▶ **ASSIGNMENT**: Which lines run from the one containing "What data populates" to the last line of the entries? Return them exactly, with nothing more.

(Items from an interface collection)

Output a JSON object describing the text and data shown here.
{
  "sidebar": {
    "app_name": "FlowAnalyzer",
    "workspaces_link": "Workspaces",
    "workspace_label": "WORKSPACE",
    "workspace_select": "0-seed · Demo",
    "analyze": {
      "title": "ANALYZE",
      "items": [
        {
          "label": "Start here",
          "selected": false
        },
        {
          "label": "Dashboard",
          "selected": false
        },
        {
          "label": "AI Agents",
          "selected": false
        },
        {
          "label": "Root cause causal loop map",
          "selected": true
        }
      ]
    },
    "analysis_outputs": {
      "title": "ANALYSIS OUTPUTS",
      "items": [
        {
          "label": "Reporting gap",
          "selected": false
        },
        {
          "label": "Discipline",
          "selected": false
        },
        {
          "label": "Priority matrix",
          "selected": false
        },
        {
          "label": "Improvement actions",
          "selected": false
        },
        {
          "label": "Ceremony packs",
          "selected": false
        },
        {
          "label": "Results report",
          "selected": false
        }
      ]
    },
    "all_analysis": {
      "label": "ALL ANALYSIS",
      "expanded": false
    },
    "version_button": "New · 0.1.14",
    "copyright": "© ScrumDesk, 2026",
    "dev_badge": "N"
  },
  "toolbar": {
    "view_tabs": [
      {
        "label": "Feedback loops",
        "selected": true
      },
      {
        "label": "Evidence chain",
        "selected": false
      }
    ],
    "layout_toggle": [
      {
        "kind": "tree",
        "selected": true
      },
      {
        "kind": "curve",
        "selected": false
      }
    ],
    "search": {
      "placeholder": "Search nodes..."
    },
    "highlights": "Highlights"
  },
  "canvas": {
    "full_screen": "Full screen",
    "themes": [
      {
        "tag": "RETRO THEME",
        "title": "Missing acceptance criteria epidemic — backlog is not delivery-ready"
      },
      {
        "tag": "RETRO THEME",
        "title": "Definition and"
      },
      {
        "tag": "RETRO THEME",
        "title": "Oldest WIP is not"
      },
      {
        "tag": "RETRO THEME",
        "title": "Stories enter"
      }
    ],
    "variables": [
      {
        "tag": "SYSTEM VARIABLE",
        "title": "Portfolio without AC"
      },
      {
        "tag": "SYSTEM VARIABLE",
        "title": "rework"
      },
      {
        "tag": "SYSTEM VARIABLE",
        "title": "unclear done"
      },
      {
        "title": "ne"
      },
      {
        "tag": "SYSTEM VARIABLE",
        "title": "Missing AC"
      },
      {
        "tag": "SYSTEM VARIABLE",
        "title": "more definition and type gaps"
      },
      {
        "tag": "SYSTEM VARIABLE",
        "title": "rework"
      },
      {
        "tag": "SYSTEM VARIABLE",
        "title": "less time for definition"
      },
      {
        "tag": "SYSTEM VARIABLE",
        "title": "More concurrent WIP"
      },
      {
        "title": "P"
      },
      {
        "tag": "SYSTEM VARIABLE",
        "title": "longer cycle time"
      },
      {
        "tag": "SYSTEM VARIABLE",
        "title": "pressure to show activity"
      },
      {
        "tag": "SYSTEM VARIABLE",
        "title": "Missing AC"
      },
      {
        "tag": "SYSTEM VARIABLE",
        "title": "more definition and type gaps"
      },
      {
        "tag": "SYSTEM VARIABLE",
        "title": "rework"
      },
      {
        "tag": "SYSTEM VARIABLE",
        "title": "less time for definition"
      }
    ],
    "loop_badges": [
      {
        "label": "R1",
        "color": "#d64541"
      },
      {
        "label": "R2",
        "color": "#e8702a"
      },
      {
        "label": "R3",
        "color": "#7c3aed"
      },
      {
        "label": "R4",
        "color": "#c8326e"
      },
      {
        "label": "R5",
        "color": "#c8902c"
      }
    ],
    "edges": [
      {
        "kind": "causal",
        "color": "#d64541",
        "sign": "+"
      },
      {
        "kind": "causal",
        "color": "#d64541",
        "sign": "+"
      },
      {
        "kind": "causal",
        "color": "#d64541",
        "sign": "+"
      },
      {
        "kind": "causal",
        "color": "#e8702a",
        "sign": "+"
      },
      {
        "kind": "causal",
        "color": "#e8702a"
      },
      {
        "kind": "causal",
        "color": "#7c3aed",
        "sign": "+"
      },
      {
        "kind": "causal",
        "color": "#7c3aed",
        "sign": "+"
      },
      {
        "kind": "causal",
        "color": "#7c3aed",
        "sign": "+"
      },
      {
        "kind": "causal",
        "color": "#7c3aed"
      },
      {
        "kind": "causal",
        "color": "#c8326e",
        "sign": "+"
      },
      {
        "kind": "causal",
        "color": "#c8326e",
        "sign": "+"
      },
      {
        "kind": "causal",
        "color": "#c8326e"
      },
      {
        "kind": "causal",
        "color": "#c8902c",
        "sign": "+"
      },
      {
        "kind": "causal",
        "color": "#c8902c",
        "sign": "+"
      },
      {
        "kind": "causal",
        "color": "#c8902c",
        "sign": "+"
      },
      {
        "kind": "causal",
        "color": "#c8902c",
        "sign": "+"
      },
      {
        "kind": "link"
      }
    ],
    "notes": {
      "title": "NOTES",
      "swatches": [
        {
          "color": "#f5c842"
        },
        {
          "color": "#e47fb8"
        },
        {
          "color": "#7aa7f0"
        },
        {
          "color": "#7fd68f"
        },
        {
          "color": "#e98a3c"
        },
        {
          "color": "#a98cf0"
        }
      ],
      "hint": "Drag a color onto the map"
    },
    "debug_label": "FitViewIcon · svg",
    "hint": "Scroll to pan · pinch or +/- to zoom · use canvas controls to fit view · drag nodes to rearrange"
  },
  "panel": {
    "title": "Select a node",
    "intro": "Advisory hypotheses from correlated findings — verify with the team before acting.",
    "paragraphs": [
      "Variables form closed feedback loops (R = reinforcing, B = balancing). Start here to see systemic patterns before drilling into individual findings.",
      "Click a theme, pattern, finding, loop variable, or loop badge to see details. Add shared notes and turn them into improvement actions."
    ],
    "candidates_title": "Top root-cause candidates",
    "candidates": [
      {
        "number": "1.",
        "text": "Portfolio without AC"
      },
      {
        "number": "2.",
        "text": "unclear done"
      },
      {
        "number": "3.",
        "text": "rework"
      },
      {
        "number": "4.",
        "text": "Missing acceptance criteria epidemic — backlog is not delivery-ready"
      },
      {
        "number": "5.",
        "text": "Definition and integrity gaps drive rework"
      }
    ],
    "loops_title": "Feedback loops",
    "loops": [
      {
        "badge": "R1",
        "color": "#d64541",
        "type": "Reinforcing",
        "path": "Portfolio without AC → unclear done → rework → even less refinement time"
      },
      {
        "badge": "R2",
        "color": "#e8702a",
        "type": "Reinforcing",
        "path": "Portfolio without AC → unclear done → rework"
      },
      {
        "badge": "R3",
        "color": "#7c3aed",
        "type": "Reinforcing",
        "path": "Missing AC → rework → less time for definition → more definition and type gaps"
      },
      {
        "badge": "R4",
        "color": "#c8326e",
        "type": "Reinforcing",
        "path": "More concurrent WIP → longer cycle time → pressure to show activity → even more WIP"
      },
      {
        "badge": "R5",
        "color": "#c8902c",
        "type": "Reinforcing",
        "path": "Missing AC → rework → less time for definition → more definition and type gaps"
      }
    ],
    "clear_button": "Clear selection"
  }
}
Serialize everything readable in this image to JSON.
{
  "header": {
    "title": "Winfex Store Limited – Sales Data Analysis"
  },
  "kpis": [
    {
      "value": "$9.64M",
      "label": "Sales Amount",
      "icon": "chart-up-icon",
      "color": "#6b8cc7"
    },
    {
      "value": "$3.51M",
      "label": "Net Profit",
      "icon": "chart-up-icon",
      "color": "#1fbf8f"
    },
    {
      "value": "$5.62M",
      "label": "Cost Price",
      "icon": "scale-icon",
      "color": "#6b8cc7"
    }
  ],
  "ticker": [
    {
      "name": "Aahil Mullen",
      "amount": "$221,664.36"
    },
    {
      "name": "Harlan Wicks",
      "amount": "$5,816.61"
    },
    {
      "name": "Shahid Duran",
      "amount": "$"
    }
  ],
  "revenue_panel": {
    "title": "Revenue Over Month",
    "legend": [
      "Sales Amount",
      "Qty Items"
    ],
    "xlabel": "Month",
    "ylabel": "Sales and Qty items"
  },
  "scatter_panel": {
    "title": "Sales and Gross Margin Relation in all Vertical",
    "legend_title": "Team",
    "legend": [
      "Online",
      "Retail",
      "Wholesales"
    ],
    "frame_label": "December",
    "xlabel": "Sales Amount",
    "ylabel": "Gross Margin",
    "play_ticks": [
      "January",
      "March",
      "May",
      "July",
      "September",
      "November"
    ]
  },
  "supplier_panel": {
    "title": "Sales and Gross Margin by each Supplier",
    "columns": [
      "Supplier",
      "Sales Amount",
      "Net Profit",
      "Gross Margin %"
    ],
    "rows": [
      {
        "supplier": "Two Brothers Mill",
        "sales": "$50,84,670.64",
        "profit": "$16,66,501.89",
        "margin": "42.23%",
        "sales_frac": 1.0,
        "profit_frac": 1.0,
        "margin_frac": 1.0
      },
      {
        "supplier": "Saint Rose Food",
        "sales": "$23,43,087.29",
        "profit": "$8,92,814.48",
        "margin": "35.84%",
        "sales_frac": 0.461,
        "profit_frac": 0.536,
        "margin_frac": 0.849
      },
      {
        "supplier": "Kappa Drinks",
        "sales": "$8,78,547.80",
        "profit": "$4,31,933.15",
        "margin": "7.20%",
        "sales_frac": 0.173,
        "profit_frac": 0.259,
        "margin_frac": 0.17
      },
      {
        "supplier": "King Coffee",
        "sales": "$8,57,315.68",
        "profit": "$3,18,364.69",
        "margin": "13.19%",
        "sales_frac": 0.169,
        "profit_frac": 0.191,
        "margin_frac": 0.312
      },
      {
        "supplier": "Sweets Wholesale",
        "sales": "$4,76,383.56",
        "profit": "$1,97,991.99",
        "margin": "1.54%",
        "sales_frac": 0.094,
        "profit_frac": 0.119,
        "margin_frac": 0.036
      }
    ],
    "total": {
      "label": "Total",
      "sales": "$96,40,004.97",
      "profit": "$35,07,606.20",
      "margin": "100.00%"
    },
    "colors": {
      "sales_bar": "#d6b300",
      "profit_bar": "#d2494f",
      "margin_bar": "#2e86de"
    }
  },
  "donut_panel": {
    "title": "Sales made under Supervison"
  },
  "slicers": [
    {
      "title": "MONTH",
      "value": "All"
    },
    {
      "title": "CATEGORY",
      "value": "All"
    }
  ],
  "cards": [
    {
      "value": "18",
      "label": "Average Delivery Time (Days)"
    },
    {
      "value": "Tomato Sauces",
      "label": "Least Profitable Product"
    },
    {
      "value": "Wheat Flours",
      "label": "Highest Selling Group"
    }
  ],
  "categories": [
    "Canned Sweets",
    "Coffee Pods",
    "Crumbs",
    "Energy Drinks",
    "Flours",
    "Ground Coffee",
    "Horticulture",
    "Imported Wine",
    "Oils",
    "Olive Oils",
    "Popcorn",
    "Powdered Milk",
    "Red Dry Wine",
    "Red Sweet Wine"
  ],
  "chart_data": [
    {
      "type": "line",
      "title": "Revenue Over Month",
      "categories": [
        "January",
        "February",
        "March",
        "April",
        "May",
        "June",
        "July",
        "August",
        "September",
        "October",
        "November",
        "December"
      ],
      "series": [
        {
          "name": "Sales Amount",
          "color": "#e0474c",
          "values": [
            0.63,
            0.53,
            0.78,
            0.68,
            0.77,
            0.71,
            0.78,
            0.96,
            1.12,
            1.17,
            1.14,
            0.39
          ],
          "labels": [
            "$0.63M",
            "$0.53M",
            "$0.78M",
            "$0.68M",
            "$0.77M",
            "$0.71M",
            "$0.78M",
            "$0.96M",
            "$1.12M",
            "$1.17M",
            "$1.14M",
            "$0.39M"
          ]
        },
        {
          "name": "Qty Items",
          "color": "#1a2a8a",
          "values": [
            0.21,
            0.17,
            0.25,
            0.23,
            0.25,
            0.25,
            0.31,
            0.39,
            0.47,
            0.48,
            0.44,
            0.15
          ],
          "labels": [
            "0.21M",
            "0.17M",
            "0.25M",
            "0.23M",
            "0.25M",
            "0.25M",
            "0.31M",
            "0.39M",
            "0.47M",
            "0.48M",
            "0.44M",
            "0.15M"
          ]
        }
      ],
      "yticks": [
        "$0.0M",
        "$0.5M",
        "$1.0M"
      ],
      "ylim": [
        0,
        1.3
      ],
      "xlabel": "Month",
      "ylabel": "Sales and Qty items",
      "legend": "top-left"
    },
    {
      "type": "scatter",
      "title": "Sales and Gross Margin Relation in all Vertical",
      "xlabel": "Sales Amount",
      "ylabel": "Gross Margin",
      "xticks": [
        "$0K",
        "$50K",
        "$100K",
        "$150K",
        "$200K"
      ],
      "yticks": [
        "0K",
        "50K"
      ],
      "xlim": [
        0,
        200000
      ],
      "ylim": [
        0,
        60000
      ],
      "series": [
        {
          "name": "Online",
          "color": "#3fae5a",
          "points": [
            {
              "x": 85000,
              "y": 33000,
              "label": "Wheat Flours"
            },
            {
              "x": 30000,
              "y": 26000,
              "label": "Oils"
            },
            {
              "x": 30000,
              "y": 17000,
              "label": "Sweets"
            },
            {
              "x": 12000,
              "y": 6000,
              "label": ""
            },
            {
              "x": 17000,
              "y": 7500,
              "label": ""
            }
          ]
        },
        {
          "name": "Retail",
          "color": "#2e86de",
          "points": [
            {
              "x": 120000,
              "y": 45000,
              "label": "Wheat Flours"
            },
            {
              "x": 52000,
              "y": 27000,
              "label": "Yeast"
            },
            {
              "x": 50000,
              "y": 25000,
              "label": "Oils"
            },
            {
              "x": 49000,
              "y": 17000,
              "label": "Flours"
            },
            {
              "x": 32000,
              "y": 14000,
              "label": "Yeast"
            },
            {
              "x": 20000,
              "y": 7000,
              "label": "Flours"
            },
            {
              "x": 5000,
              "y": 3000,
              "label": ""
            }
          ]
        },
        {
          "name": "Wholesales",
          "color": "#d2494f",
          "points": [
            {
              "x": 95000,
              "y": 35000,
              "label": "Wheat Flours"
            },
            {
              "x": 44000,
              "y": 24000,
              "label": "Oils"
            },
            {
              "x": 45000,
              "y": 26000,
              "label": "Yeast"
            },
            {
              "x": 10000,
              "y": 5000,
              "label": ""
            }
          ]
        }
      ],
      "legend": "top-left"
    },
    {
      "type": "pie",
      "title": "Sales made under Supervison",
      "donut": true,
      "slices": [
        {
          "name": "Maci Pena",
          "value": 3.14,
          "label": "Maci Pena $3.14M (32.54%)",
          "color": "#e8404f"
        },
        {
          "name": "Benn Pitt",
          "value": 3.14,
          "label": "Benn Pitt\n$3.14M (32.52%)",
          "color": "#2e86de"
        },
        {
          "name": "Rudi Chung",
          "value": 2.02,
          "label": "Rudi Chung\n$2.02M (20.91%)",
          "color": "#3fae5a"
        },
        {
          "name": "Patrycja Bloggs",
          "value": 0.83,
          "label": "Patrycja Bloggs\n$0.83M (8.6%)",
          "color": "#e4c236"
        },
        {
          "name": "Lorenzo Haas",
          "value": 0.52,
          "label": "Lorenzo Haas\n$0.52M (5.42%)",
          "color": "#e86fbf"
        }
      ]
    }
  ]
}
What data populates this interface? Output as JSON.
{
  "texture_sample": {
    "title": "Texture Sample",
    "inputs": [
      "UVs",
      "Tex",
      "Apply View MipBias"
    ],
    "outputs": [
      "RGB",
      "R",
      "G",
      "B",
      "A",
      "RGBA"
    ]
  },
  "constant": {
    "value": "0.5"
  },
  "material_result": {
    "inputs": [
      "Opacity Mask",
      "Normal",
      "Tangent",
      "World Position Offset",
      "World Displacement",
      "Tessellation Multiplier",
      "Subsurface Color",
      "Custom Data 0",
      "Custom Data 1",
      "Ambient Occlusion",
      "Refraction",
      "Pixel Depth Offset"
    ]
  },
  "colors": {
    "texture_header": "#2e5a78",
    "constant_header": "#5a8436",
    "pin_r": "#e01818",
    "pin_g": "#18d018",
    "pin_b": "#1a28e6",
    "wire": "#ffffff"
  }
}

▶ **RESULT**:
What data populates this interface? Output as JSON.
{
  "texture_sample": {
    "title": "Texture Sample",
    "inputs": [
      "UVs",
      "Tex",
      "Apply View MipBias"
    ],
    "outputs": [
      "RGB",
      "R",
      "G",
      "B",
      "A",
      "RGBA"
    ]
  },
  "constant": {
    "value": "0.5"
  },
  "material_result": {
    "inputs": [
      "Opacity Mask",
      "Normal",
      "Tangent",
      "World Position Offset",
      "World Displacement",
      "Tessellation Multiplier",
      "Subsurface Color",
      "Custom Data 0",
      "Custom Data 1",
      "Ambient Occlusion",
      "Refraction",
      "Pixel Depth Offset"
    ]
  },
  "colors": {
    "texture_header": "#2e5a78",
    "constant_header": "#5a8436",
    "pin_r": "#e01818",
    "pin_g": "#18d018",
    "pin_b": "#1a28e6",
    "wire": "#ffffff"
  }
}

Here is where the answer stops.